Raphael and France
The Artist as Paradigm and Symbol
By (author) Martin Rosenberg
Publication date:31 December 1994
Length of book:240 pages
PublisherPenn State University Press
From ancient Greece to Renaissance Italy to the Modern period, the classical ideal, with its elusive goal of perfecting nature, has held a tenacious grip on Western culture. Nowhere has its hold on the artistic imagination been more pervasive than in France between the seventeenth and nineteenth centuries. The art and life of Raphael formed the bedrock of the classical tradition in French art, yet no comprehensive study of Raphael's impact on the art theory, criticism, and practice of classicism exists. This book fills that gap. Transcending limited notions of artistic influence, the book demonstrates that Raphael had as much impact as a symbol as he did as a paradigm of the classical tradition.
Focusing on French art and theory from the classical to the Romantic era, Raphael and France is part of the ongoing revision of views of that period which has been taking place for the last twenty years. The book demonstrates that the shifts from classical to Rococo to neoclassical aesthetics were not as abrupt or as all-encompassing as has been assumed. By tracing the continuity and transformation of the classical ideal, with Raphael's art and image as central paradigms, Rosenberg achieves a broader, more accurate, and comprehensive view of French artistic developments during this period.

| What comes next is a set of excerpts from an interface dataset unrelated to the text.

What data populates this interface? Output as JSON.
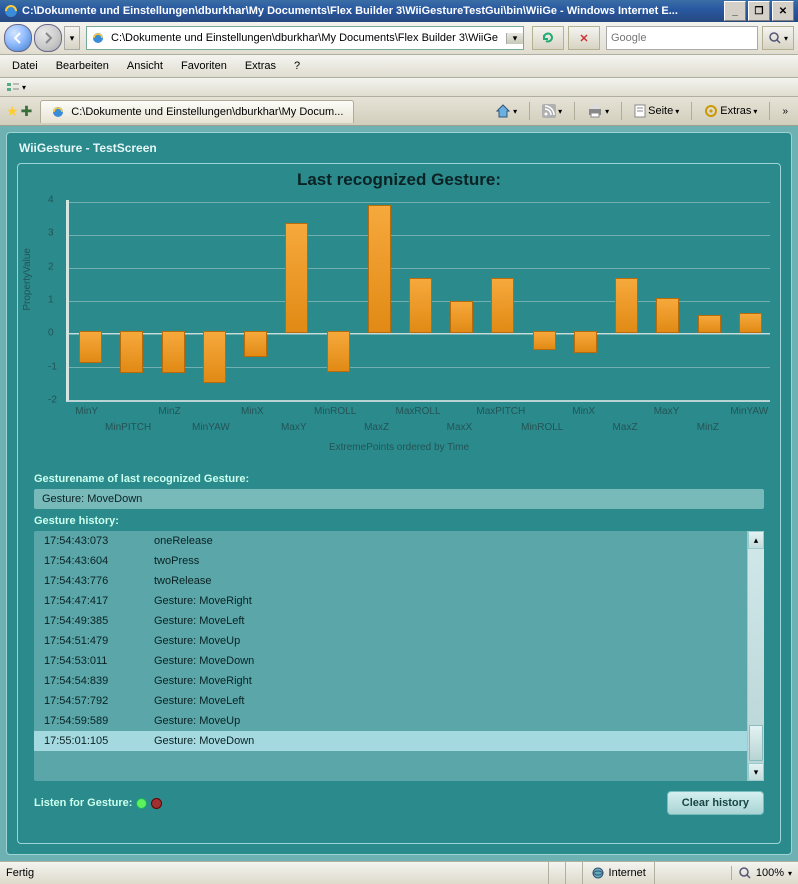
{
  "title": "C:\\Dokumente und Einstellungen\\dburkhar\\My Documents\\Flex Builder 3\\WiiGestureTestGui\\bin\\WiiGe - Windows Internet E...",
  "address": "C:\\Dokumente und Einstellungen\\dburkhar\\My Documents\\Flex Builder 3\\WiiGe",
  "search_placeholder": "Google",
  "menu": {
    "datei": "Datei",
    "bearbeiten": "Bearbeiten",
    "ansicht": "Ansicht",
    "favoriten": "Favoriten",
    "extras": "Extras",
    "help": "?"
  },
  "tab_label": "C:\\Dokumente und Einstellungen\\dburkhar\\My Docum...",
  "tbar": {
    "seite": "Seite",
    "extras": "Extras"
  },
  "panel_title": "WiiGesture - TestScreen",
  "chart_title": "Last recognized Gesture:",
  "ylabel": "PropertyValue",
  "xsub": "ExtremePoints ordered by Time",
  "gesture_label": "Gesturename of last recognized Gesture:",
  "gesture_value": "Gesture: MoveDown",
  "history_label": "Gesture history:",
  "listen_label": "Listen for Gesture:",
  "clear_label": "Clear history",
  "status_left": "Fertig",
  "status_zone": "Internet",
  "status_zoom": "100%",
  "yticks": [
    "4",
    "3",
    "2",
    "1",
    "0",
    "-1",
    "-2"
  ],
  "chart_data": {
    "type": "bar",
    "title": "Last recognized Gesture:",
    "ylabel": "PropertyValue",
    "xlabel": "ExtremePoints ordered by Time",
    "ylim": [
      -2,
      4
    ],
    "categories": [
      "MinY",
      "MinPITCH",
      "MinZ",
      "MinYAW",
      "MinX",
      "MaxY",
      "MinROLL",
      "MaxZ",
      "MaxROLL",
      "MaxX",
      "MaxPITCH",
      "MinROLL",
      "MinX",
      "MaxZ",
      "MaxY",
      "MinZ",
      "MinYAW"
    ],
    "values": [
      -0.9,
      -1.2,
      -1.2,
      -1.5,
      -0.7,
      3.25,
      -1.15,
      3.8,
      1.6,
      0.9,
      1.6,
      -0.5,
      -0.6,
      1.6,
      1.0,
      0.5,
      0.55
    ]
  },
  "history": [
    {
      "t": "17:54:43:073",
      "g": "oneRelease"
    },
    {
      "t": "17:54:43:604",
      "g": "twoPress"
    },
    {
      "t": "17:54:43:776",
      "g": "twoRelease"
    },
    {
      "t": "17:54:47:417",
      "g": "Gesture: MoveRight"
    },
    {
      "t": "17:54:49:385",
      "g": "Gesture: MoveLeft"
    },
    {
      "t": "17:54:51:479",
      "g": "Gesture: MoveUp"
    },
    {
      "t": "17:54:53:011",
      "g": "Gesture: MoveDown"
    },
    {
      "t": "17:54:54:839",
      "g": "Gesture: MoveRight"
    },
    {
      "t": "17:54:57:792",
      "g": "Gesture: MoveLeft"
    },
    {
      "t": "17:54:59:589",
      "g": "Gesture: MoveUp"
    },
    {
      "t": "17:55:01:105",
      "g": "Gesture: MoveDown"
    }
  ]
}
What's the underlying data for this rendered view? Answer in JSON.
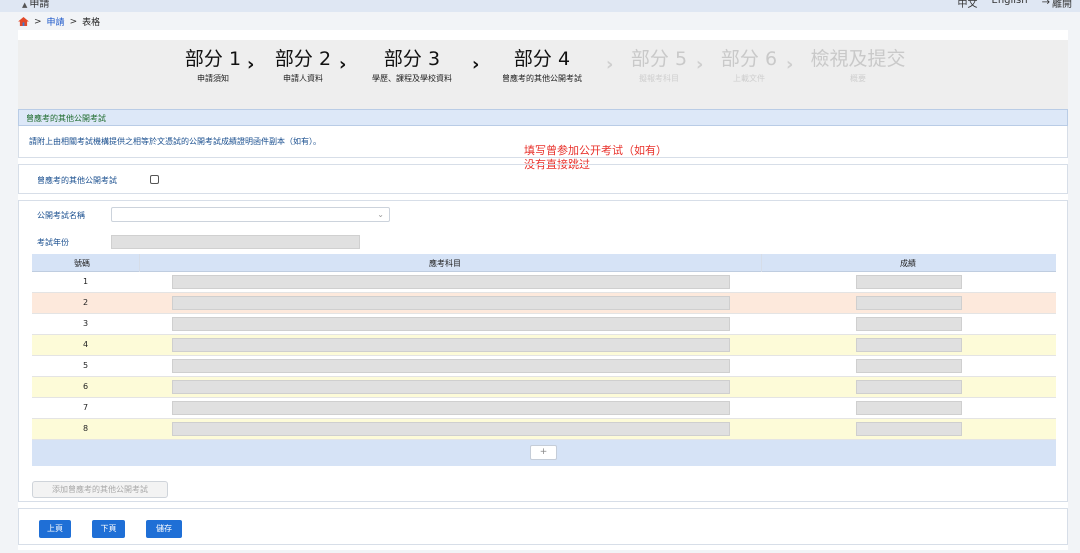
{
  "topbar": {
    "app_title": "申請",
    "lang_zh": "中文",
    "lang_en": "English",
    "logout": "離開"
  },
  "breadcrumb": {
    "home_icon": "home-icon",
    "sep": ">",
    "link": "申請",
    "current": "表格"
  },
  "steps": [
    {
      "title": "部分 1",
      "sub": "申請須知",
      "enabled": true
    },
    {
      "title": "部分 2",
      "sub": "申請人資料",
      "enabled": true
    },
    {
      "title": "部分 3",
      "sub": "學歷、課程及學校資料",
      "enabled": true
    },
    {
      "title": "部分 4",
      "sub": "曾應考的其他公開考試",
      "enabled": true
    },
    {
      "title": "部分 5",
      "sub": "擬報考科目",
      "enabled": false
    },
    {
      "title": "部分 6",
      "sub": "上載文件",
      "enabled": false
    },
    {
      "title": "檢視及提交",
      "sub": "概要",
      "enabled": false
    }
  ],
  "section": {
    "title": "曾應考的其他公開考試",
    "note": "請附上由相關考試機構提供之相等於文憑試的公開考試成績證明函件副本（如有）。",
    "annotation_line1": "填写曾参加公开考试（如有）",
    "annotation_line2": "没有直接跳过",
    "checkbox_label": "曾應考的其他公開考試",
    "exam_name_label": "公開考試名稱",
    "exam_year_label": "考試年份"
  },
  "table": {
    "col_num": "號碼",
    "col_subject": "應考科目",
    "col_grade": "成績",
    "rows": [
      "1",
      "2",
      "3",
      "4",
      "5",
      "6",
      "7",
      "8"
    ],
    "add_symbol": "+"
  },
  "buttons": {
    "add_exam": "添加曾應考的其他公開考試",
    "prev": "上頁",
    "next": "下頁",
    "save": "儲存"
  },
  "colors": {
    "primary": "#1f6fd6",
    "annotation": "#e8302a"
  }
}
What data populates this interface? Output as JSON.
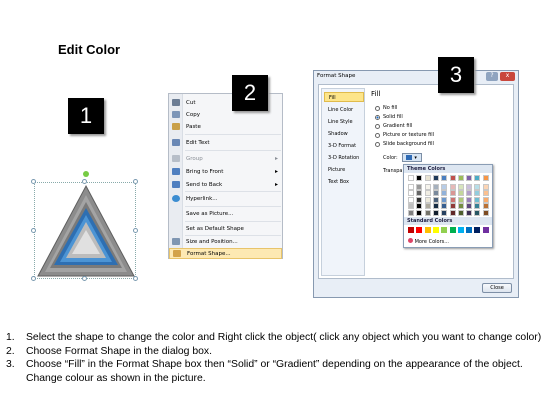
{
  "heading": "Edit Color",
  "badges": [
    "1",
    "2",
    "3"
  ],
  "context_menu": {
    "items": [
      {
        "label": "Cut",
        "icon": "scissors-icon",
        "color": "#6b7c93"
      },
      {
        "label": "Copy",
        "icon": "copy-icon",
        "color": "#7d96b8"
      },
      {
        "label": "Paste",
        "icon": "paste-icon",
        "color": "#c9a04a"
      },
      {
        "label": "Edit Text",
        "icon": "edit-text-icon",
        "color": "#6a88b5"
      },
      {
        "label": "Group",
        "icon": "group-icon",
        "color": "#b7bec8",
        "disabled": true,
        "submenu": true
      },
      {
        "label": "Bring to Front",
        "icon": "bring-front-icon",
        "color": "#4f7fc0",
        "submenu": true
      },
      {
        "label": "Send to Back",
        "icon": "send-back-icon",
        "color": "#4f7fc0",
        "submenu": true
      },
      {
        "label": "Hyperlink...",
        "icon": "globe-icon",
        "color": "#3c8dd1"
      },
      {
        "label": "Save as Picture...",
        "icon": "",
        "color": ""
      },
      {
        "label": "Set as Default Shape",
        "icon": "",
        "color": ""
      },
      {
        "label": "Size and Position...",
        "icon": "size-icon",
        "color": "#7f96b2"
      },
      {
        "label": "Format Shape...",
        "icon": "format-shape-icon",
        "color": "#d3a34a"
      }
    ]
  },
  "dialog": {
    "title": "Format Shape",
    "help": "?",
    "close_x": "x",
    "nav": [
      "Fill",
      "Line Color",
      "Line Style",
      "Shadow",
      "3-D Format",
      "3-D Rotation",
      "Picture",
      "Text Box"
    ],
    "fill_heading": "Fill",
    "options": [
      "No fill",
      "Solid fill",
      "Gradient fill",
      "Picture or texture fill",
      "Slide background fill"
    ],
    "selected_option": "Solid fill",
    "color_label": "Color:",
    "transparency_label": "Transpa",
    "theme_colors_label": "Theme Colors",
    "standard_colors_label": "Standard Colors",
    "more_colors": "More Colors...",
    "close_button": "Close",
    "theme_top_row": [
      "#ffffff",
      "#000000",
      "#e8e3d2",
      "#1f3a5a",
      "#4a7fc0",
      "#c0504d",
      "#9bbb59",
      "#7e5ea7",
      "#4bacc6",
      "#f79646"
    ],
    "standard_colors": [
      "#c00000",
      "#ff0000",
      "#ffc000",
      "#ffff00",
      "#92d050",
      "#00b050",
      "#00b0f0",
      "#0070c0",
      "#002060",
      "#7030a0"
    ]
  },
  "instructions": [
    {
      "num": "1.",
      "text": "Select the shape to change the color and Right click the object( click any object which you want to change color)"
    },
    {
      "num": "2.",
      "text": "Choose Format Shape in the dialog box."
    },
    {
      "num": "3.",
      "text": "Choose “Fill” in the Format Shape box then “Solid” or “Gradient” depending on the appearance of the object. Change colour as shown in the picture."
    }
  ]
}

Rosenberg draws on careful readings of primary sources, including the correspondence and lectures of the French Academy, some of which are unpublished; most of the major theoretical treatises by French and foreign authors; and contemporary criticism and works of art. In the process, he strikes a methodological balance between traditional art-historical approaches and insights provided by more contemporary approaches, such as semiotics and post-structuralism. As the notion of isolated genius as the prime force in art has given way to a broader, more contextual view of art and history, interest in past traditions once regarded as outmoded or dead has grown tremendously. This book makes a timely contribution to this widening area of inquiry.
—Donald Kuspit, SUNY, Stony Brook